(Bloomberg News) The day Michael Anselmo signed a lease on his first apartment in New York City, he lost his job at Buck Consultants LLC. He spent about 10 months struggling to pay rent with unemployment benefits. Two years later he's still hesitant to buy a home or even a road bike.
"Every decision that I have made since I lost my job has been colored by that insecurity I feel about the future," said Anselmo, 28, who now rents an apartment in Austin, Texas, and works as a consultant for UnitedHealth Group Inc. "Buying a house is just further out on the timeline for me than it used to be."
Anselmo and many of his peers are wary about making large purchases after entering adulthood in the deepest recession and weakest recovery since World War II. Confronting a jobless rate above 8 percent since 2009 and student-loan debt hitting about $1 trillion, 20-to-34-year-olds are renting apartments, cars and even clothing to save money and stay flexible.
As the Great Depression shaped the attitudes of a generation from 1929 until the early years of World War II, so have the financial crisis and its aftermath affected the outlook of young consumers like Anselmo, said Cliff Zukin, a professor of public policy and political science at the Edward J. Bloustein School of Planning and Public Policy at Rutgers, the state university of New Jersey.
"This is a generation that is scared of commitment, wants to be light on their feet and needs to adjust to whatever happens," said Zukin, who's researched the effects of the recession on recent college graduates. "What once was seen as a solid investment, like a house or a car, is now seen as a ball and chain with a lot of risk to it."

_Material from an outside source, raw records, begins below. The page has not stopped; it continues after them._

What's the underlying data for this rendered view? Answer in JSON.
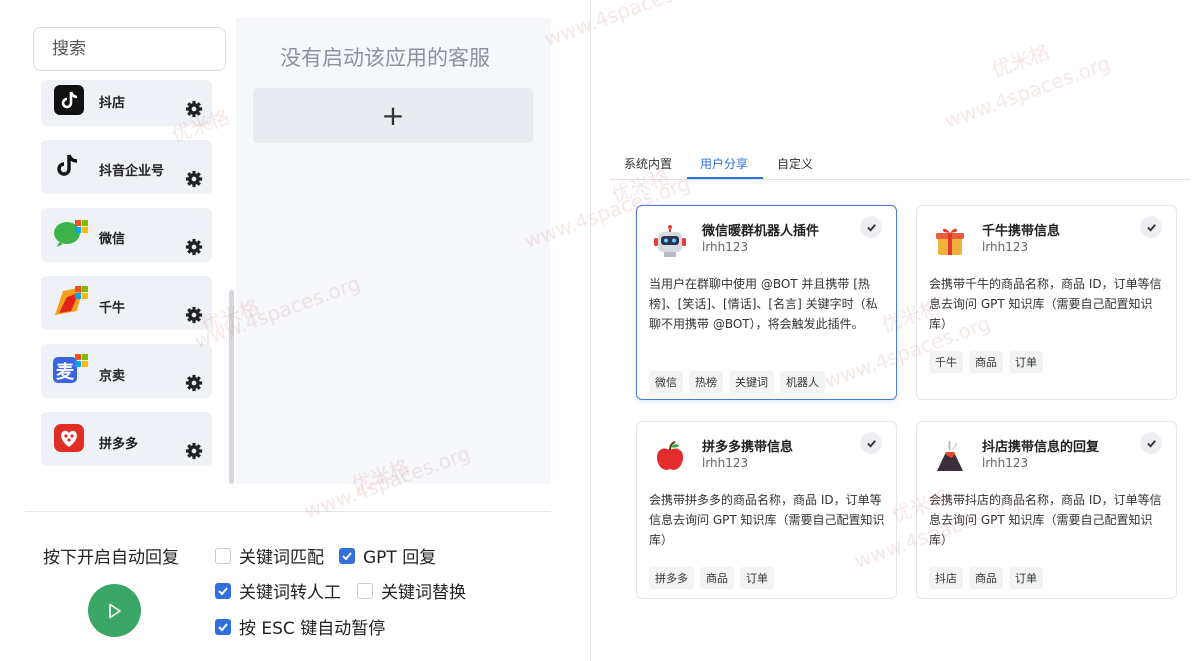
{
  "search": {
    "placeholder": "搜索"
  },
  "apps": [
    {
      "name": "抖店",
      "icon": "douyin-shop-icon"
    },
    {
      "name": "抖音企业号",
      "icon": "douyin-icon"
    },
    {
      "name": "微信",
      "icon": "wechat-icon"
    },
    {
      "name": "千牛",
      "icon": "qianniu-icon"
    },
    {
      "name": "京卖",
      "icon": "jingmai-icon"
    },
    {
      "name": "拼多多",
      "icon": "pinduoduo-icon"
    }
  ],
  "service_panel": {
    "empty_text": "没有启动该应用的客服",
    "add_label": "+"
  },
  "auto_reply": {
    "start_label": "按下开启自动回复",
    "options": [
      {
        "label": "关键词匹配",
        "checked": false
      },
      {
        "label": "GPT 回复",
        "checked": true
      },
      {
        "label": "关键词转人工",
        "checked": true
      },
      {
        "label": "关键词替换",
        "checked": false
      },
      {
        "label": "按 ESC 键自动暂停",
        "checked": true
      }
    ]
  },
  "tabs": [
    {
      "label": "系统内置",
      "active": false
    },
    {
      "label": "用户分享",
      "active": true
    },
    {
      "label": "自定义",
      "active": false
    }
  ],
  "plugins": [
    {
      "title": "微信暖群机器人插件",
      "author": "lrhh123",
      "icon": "robot-icon",
      "selected": true,
      "desc": "当用户在群聊中使用 @BOT 并且携带 [热榜]、[笑话]、[情话]、[名言] 关键字时（私聊不用携带 @BOT），将会触发此插件。",
      "tags": [
        "微信",
        "热榜",
        "关键词",
        "机器人"
      ]
    },
    {
      "title": "千牛携带信息",
      "author": "lrhh123",
      "icon": "gift-icon",
      "selected": false,
      "desc": "会携带千牛的商品名称，商品 ID，订单等信息去询问 GPT 知识库（需要自己配置知识库）",
      "tags": [
        "千牛",
        "商品",
        "订单"
      ]
    },
    {
      "title": "拼多多携带信息",
      "author": "lrhh123",
      "icon": "apple-icon",
      "selected": false,
      "desc": "会携带拼多多的商品名称，商品 ID，订单等信息去询问 GPT 知识库（需要自己配置知识库）",
      "tags": [
        "拼多多",
        "商品",
        "订单"
      ]
    },
    {
      "title": "抖店携带信息的回复",
      "author": "lrhh123",
      "icon": "volcano-icon",
      "selected": false,
      "desc": "会携带抖店的商品名称，商品 ID，订单等信息去询问 GPT 知识库（需要自己配置知识库）",
      "tags": [
        "抖店",
        "商品",
        "订单"
      ]
    }
  ],
  "watermark": {
    "text": "www.4spaces.org",
    "cn": "优米格"
  },
  "colors": {
    "accent": "#2f6fde",
    "play": "#3aa766",
    "panel": "#f5f7fa"
  }
}
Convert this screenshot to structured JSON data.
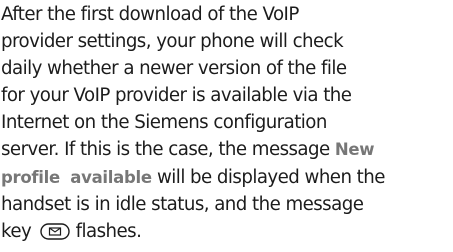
{
  "paragraph": {
    "line1": "After the first download of the VoIP",
    "line2": "provider settings, your phone will check",
    "line3": "daily whether a newer version of the file",
    "line4": "for your VoIP provider is available via the",
    "line5": "Internet on the Siemens configuration",
    "line6_pre": "server. If this is the case, the message ",
    "term_new": "New",
    "term_profile_available": "profile available",
    "line7_post": " will be displayed when the",
    "line8": "handset is in idle status, and the message",
    "line9_pre": "key ",
    "line9_post": " flashes.",
    "message_key_icon": "envelope-key-icon"
  }
}
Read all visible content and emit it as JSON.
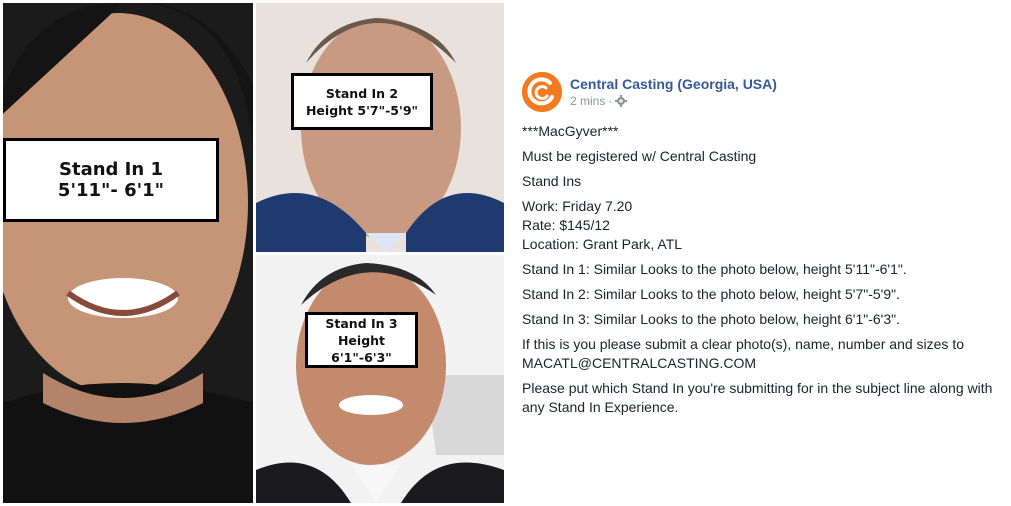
{
  "photos": {
    "stand_in_1": {
      "line1": "Stand In 1",
      "line2": "5'11\"- 6'1\""
    },
    "stand_in_2": {
      "line1": "Stand In 2",
      "line2": "Height 5'7\"-5'9\""
    },
    "stand_in_3": {
      "line1": "Stand In 3",
      "line2": "Height 6'1\"-6'3\""
    }
  },
  "post": {
    "page_name": "Central Casting (Georgia, USA)",
    "time": "2 mins",
    "logo_color": "#f47a20",
    "privacy_icon": "gear-icon",
    "lines": {
      "title": "***MacGyver***",
      "registered": "Must be registered w/ Central Casting",
      "stand_ins": "Stand Ins",
      "work": "Work: Friday 7.20",
      "rate": "Rate: $145/12",
      "location": "Location: Grant Park, ATL",
      "si1": "Stand In 1: Similar Looks to the photo below, height 5'11\"-6'1\".",
      "si2": "Stand In 2: Similar Looks to the photo below, height 5'7\"-5'9\".",
      "si3": "Stand In 3: Similar Looks to the photo below, height 6'1\"-6'3\".",
      "submit": "If this is you please submit a clear photo(s), name, number and sizes to MACATL@CENTRALCASTING.COM",
      "subject": "Please put which Stand In you're submitting for in the subject line along with any Stand In Experience."
    }
  }
}
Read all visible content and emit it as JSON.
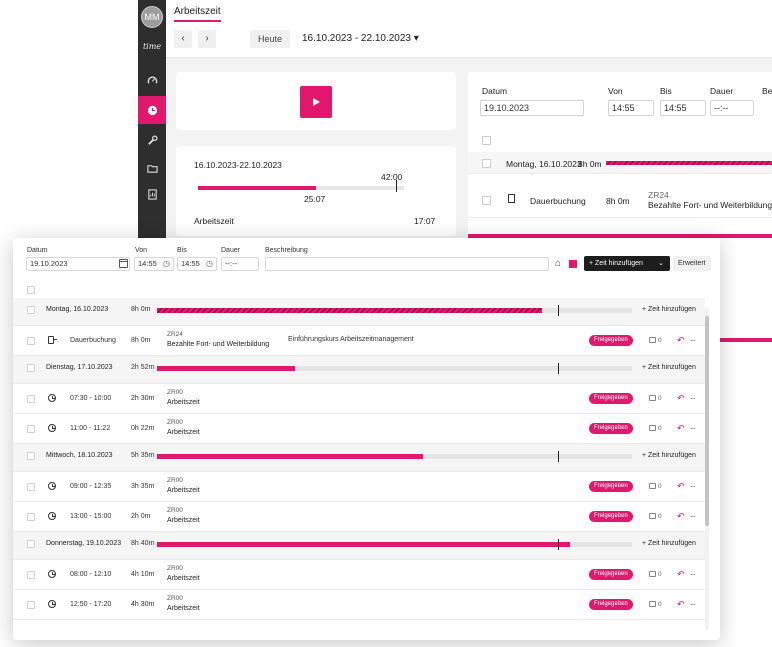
{
  "background": {
    "sidebar": {
      "avatar": "MM",
      "logo": "time"
    },
    "tab": "Arbeitszeit",
    "toolbar": {
      "prev": "‹",
      "next": "›",
      "today": "Heute",
      "range": "16.10.2023 - 22.10.2023 ▾"
    },
    "summary": {
      "range": "16.10.2023-22.10.2023",
      "target": "42:00",
      "actual": "25:07",
      "label": "Arbeitszeit",
      "value": "17:07"
    },
    "form": {
      "datum_label": "Datum",
      "von_label": "Von",
      "bis_label": "Bis",
      "dauer_label": "Dauer",
      "beschreibung_label": "Be",
      "datum": "19.10.2023",
      "von": "14:55",
      "bis": "14:55",
      "dauer": "--:--"
    },
    "rows": {
      "day": "Montag, 16.10.2023",
      "day_hours": "8h 0m",
      "entry_label": "Dauerbuchung",
      "entry_hours": "8h 0m",
      "entry_code": "ZR24",
      "entry_category": "Bezahlte Fort- und Weiterbildung"
    }
  },
  "form": {
    "datum_label": "Datum",
    "von_label": "Von",
    "bis_label": "Bis",
    "dauer_label": "Dauer",
    "beschreibung_label": "Beschreibung",
    "datum": "19.10.2023",
    "von": "14:55",
    "bis": "14:55",
    "dauer_placeholder": "--:--",
    "add_time_button": "+ Zeit hinzufügen",
    "erweitert_button": "Erweitert"
  },
  "days": [
    {
      "name": "Montag, 16.10.2023",
      "hours": "8h 0m",
      "progress": 0.81,
      "hatched": true,
      "add": "+ Zeit hinzufügen"
    },
    {
      "name": "Dienstag, 17.10.2023",
      "hours": "2h 52m",
      "progress": 0.29,
      "hatched": false,
      "add": "+ Zeit hinzufügen"
    },
    {
      "name": "Mittwoch, 18.10.2023",
      "hours": "5h 35m",
      "progress": 0.56,
      "hatched": false,
      "add": "+ Zeit hinzufügen"
    },
    {
      "name": "Donnerstag, 19.10.2023",
      "hours": "8h 40m",
      "progress": 0.87,
      "hatched": false,
      "add": "+ Zeit hinzufügen"
    }
  ],
  "entries": [
    {
      "time": "Dauerbuchung",
      "hours": "8h 0m",
      "code": "ZR24",
      "category": "Bezahlte Fort- und Weiterbildung",
      "description": "Einführungskurs Arbeitszeitmanagement",
      "status": "Freigegeben",
      "comments": "0"
    },
    {
      "time": "07:30 - 10:00",
      "hours": "2h 30m",
      "code": "ZR00",
      "category": "Arbeitszeit",
      "description": "",
      "status": "Freigegeben",
      "comments": "0"
    },
    {
      "time": "11:00 - 11:22",
      "hours": "0h 22m",
      "code": "ZR00",
      "category": "Arbeitszeit",
      "description": "",
      "status": "Freigegeben",
      "comments": "0"
    },
    {
      "time": "09:00 - 12:35",
      "hours": "3h 35m",
      "code": "ZR00",
      "category": "Arbeitszeit",
      "description": "",
      "status": "Freigegeben",
      "comments": "0"
    },
    {
      "time": "13:00 - 15:00",
      "hours": "2h 0m",
      "code": "ZR00",
      "category": "Arbeitszeit",
      "description": "",
      "status": "Freigegeben",
      "comments": "0"
    },
    {
      "time": "08:00 - 12:10",
      "hours": "4h 10m",
      "code": "ZR00",
      "category": "Arbeitszeit",
      "description": "",
      "status": "Freigegeben",
      "comments": "0"
    },
    {
      "time": "12:50 - 17:20",
      "hours": "4h 30m",
      "code": "ZR00",
      "category": "Arbeitszeit",
      "description": "",
      "status": "Freigegeben",
      "comments": "0"
    }
  ],
  "colors": {
    "accent": "#e2176e",
    "sidebar": "#2e2e2e",
    "button_dark": "#1d1d1d"
  }
}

One key difference is that technology now allows companies to provide younger consumers access to what they want, when they want it and at a reduced cost, said Paco Underhill, founder of New York-based consumer-behavior research and consulting firm Envirosell.
"Renting is something that is in play that wasn't in play during the Great Depression," he said. "To a modern generation, ownership isn't about having it forever, it is about having it when you need to have it," said Underhill, who has studied shopper behavior.
Enterprise Holdings Inc. and Hertz Global Holdings Inc. are expanding in what the Santa Monica, California-based research firm IBISWorld estimates to be the $1.8 billion hourly car-rental business, a segment dominated by younger drivers and made popular by Zipcar Inc. Startups such as Rent the Runway Inc. are supplying high-fashion apparel to satisfy those who want to wear, not own. CORT, a unit of Warren Buffett's Berkshire Hathaway Inc., is increasing its furniture-rental marketing efforts to college students and fledgling households, said Mark Koepsell, CORT's senior vice president.
"Renting makes a lot of sense," said David Blanchflower, professor of economics at Dartmouth College in New Hampshire and a Bloomberg Television contributing editor. "They have no money and they are not buying fridges and they are not buying the things they normally buy when they set up homes. Their incomes are a lot lower."